Automaker General Motors has received another $US2 billion in government loans from the US Treasury to help sustain it as it continues battling for survival.
Payment was made on Wednesday, providing the company with more working capital and allowing it to keep operating until a government-mandated June 1 deadline, when GM must submit a new restructuring plan.
Previous proposals were rejected by the Obama Administration in March, forcing GM to instigate a series of severe cost-cutting measures as it races against time to avoid bankruptcy.
The government has pressured GM to dump a number of its less-profitable brands in exchange for more loans, prompting the company to put Saturn, Saab and Hummer up for sale, while Pontiac too may fall victim to restructuring.
While GM has picked up $US13.4 billion in loans prior to this latest announcement, rival manufacturer Chrysler LLC is reportedly to receive a further $500million through to the end of this month on top of the $US4 billion in loans it has received over the past few months.
Meanwhile, Chrysler?s lenders have reportedly responded to the Treasury?s offer of $US1.5 billion and a five percent holding in the company in exchange for $US7 billion in debt, a move that should alleviate some of its financial burden.

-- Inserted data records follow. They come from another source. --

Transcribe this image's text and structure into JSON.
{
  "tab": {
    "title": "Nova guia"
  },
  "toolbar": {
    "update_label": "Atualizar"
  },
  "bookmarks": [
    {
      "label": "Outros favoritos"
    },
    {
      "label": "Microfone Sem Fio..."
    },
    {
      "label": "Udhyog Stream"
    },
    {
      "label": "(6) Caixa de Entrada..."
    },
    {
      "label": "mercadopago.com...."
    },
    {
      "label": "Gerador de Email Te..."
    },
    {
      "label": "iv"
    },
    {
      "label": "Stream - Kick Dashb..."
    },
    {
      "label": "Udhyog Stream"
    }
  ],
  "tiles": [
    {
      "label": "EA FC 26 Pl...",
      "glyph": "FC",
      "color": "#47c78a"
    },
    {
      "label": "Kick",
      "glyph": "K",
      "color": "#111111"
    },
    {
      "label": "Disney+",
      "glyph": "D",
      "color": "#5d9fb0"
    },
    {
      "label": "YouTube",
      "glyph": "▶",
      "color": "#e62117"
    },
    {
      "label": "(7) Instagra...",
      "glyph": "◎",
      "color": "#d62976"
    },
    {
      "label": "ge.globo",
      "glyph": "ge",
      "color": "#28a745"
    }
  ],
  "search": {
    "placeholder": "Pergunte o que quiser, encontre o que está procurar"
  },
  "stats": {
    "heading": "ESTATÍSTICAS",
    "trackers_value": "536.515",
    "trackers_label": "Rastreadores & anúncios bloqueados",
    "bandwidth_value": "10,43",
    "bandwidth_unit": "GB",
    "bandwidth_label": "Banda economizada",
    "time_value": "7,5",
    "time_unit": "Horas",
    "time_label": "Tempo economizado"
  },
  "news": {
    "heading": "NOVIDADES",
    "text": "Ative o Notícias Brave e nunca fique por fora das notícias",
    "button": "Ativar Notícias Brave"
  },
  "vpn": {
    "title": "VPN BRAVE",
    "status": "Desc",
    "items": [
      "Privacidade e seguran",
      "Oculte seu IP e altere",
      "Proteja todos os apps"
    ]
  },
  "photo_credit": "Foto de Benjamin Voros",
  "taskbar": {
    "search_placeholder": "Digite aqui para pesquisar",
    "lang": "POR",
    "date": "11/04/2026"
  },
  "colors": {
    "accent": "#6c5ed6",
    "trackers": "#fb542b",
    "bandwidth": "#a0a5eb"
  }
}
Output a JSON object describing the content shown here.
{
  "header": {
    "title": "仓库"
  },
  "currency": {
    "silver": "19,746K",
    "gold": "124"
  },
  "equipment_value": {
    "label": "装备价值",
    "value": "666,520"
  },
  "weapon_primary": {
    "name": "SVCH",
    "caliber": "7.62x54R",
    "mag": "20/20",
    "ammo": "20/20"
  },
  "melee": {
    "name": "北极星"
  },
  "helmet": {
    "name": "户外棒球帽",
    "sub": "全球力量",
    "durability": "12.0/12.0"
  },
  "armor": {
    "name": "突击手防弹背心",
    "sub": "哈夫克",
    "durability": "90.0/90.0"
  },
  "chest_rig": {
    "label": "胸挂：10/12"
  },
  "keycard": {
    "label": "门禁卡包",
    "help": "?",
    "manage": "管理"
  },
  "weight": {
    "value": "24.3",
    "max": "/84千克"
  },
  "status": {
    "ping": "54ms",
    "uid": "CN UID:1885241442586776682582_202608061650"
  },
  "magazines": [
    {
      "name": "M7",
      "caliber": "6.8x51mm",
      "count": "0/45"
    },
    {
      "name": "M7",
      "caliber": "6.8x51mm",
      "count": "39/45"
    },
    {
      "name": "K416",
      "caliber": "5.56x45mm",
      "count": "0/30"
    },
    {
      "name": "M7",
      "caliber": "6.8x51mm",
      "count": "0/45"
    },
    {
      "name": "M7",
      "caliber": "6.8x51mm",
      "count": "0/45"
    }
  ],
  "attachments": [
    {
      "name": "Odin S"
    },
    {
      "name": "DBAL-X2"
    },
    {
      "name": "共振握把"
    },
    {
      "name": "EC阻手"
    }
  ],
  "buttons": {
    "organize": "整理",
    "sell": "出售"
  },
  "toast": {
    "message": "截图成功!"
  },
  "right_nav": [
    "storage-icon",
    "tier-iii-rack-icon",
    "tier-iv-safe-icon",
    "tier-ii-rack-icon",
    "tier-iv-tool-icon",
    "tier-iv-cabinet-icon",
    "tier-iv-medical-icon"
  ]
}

However, bankruptcy still remains a real possibility for Chrysler unless it can provide a solid restructuring proposal by May 1, and complete its merger with Italian car maker FIAT. Time is quickly running out.